Joanna Waley-Cohen at Commencement 2022

Provost Joanna Waley-Cohen addresses the class of 2022 in her violet regalia.
May 26 2022

Chancellor Tong! President Hamilton! Vice-Chancellor Lehman! Friends! Colleagues! Parents! Ladies and Gentlemen, Near and Far! Salute with me our great students of the Class of 2022! Dear students, on behalf of the whole NYU Shanghai community, from the bottom of my heart I offer you congratulations upon your graduation. We are very proud of you, and we are especially proud of your inspirational perseverance through to this moment despite often highly trying circumstances.

This has been quite an unpredictable time. Some of you are not where you expected to be at this moment, and some of you may have taken classes you did not expect to take, or have taken them in modes you did not anticipate. Some of you may have ended up separated from the friends you expected to graduate with, and yet your friendships may have deepened at long distance and you likely have made new ones. For out of unpredictability can come adaptability; out of crisis can come opportunity; out of disaster can come new experiences and self-fulfillment. We cannot say that the unexpected is necessarily all bad, or that predictability is necessarily all good, and in fact we cannot really say that anything can be categorically declared to be all good or all bad, for everything contains the seed of its opposite.

Just last month it happened that on the self-same day two different people used in conversation with me the same Chinese saying, with which at that moment I was still unfamiliar. Many of you will know it; it is “塞翁失马,焉知非福” which means something like: The old man lost his horse, but it all turned out for the best. Something that appears to be a complete disaster may have a “silver lining.”

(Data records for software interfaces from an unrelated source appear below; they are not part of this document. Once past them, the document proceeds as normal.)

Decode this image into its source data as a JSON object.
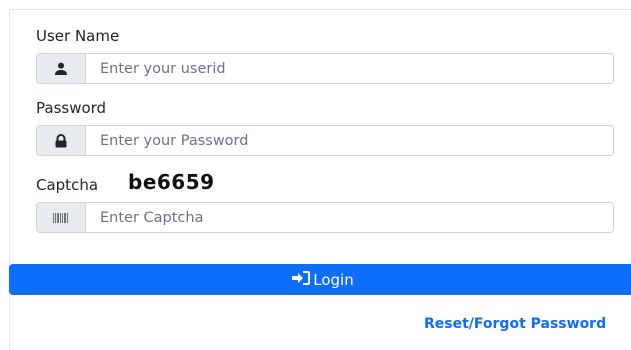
{
  "form": {
    "username_label": "User Name",
    "username_placeholder": "Enter your userid",
    "username_value": "",
    "password_label": "Password",
    "password_placeholder": "Enter your Password",
    "password_value": "",
    "captcha_label": "Captcha",
    "captcha_code": "be6659",
    "captcha_placeholder": "Enter Captcha",
    "captcha_value": "",
    "login_label": "Login",
    "reset_link": "Reset/Forgot Password"
  },
  "icons": {
    "username": "user-icon",
    "password": "lock-icon",
    "captcha": "barcode-icon",
    "login": "sign-in-icon"
  },
  "colors": {
    "primary": "#0d6efd",
    "addon_bg": "#e9ecef",
    "border": "#ced4da"
  }
}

This saying comes from the Huainanzi, a 2nd century BCE text which, ancient as it is, was not the first occurrence of this kind of sentiment. That appears to have been the Dao De Jing, the classic text of Daoism dating from several hundred years earlier, where the following declaration conveys a similar idea: “禍兮福之所倚,福兮禍之所伏。孰知其极?” Misery is what happiness rests upon. Happiness is what misery lurks beneath. Who knows where it ends? –


These words came to mind again just after that in a completely different context. For me, one of the better outcomes of being locked down for several weeks was rereading some of my favorite novels, and the one I want to refer to now is Elena Ferrante’s My Brilliant Friend, the first in a series of four wonderful novels published only a few years ago, about a lifelong friendship which lasts from when the protagonists are schoolgirls all through their growing into young women and becoming mature adults. It contains many profound insights about the nature of the love that is friendship, about how one doesn’t always understand why the friends that one loves say or do what they do, and whether in the end that matters; and about how one can sometimes misinterpret words and deeds and can suffer agonies of jealousy; about how at moments of personal unhappiness and self-doubt one can almost hate a dear friend because of their seeming success and happiness, and ultimately about how one might decide that despite a difficult spell, a particular friendship is too precious to throw away. Misery and joy co-exist; suffering and celebration succeed one another; one cannot foresee how things will turn out. So what this tells us in particular, drawing on Laozi and the Huai Nanzi, is that if things sometimes do not go exactly your way, do not rush headlong to utter pessimism about the long term. Instead, accept unpredictability and the power of happenstance, embrace a conditional optimism that imagines a path forward and figures out how to make it happen. You know you can do it.

Class of 2022, you already have done it!

So, dear students, as you advance to the next stage of your lives, not only must you savor your brightest moments, knowing that darkness and sorrow may lurk underneath them, but never forget that your darkest moments may soon give way to light and joy. In short, if you lose your horse, don’t worry, for a greater and more wonderful steed may be waiting round the very next corner to carry you onwards through life. Who knows where it will lead you?

Congratulations, Class of 2022!


Watch Provost Joanna Waley-Cohen's full speech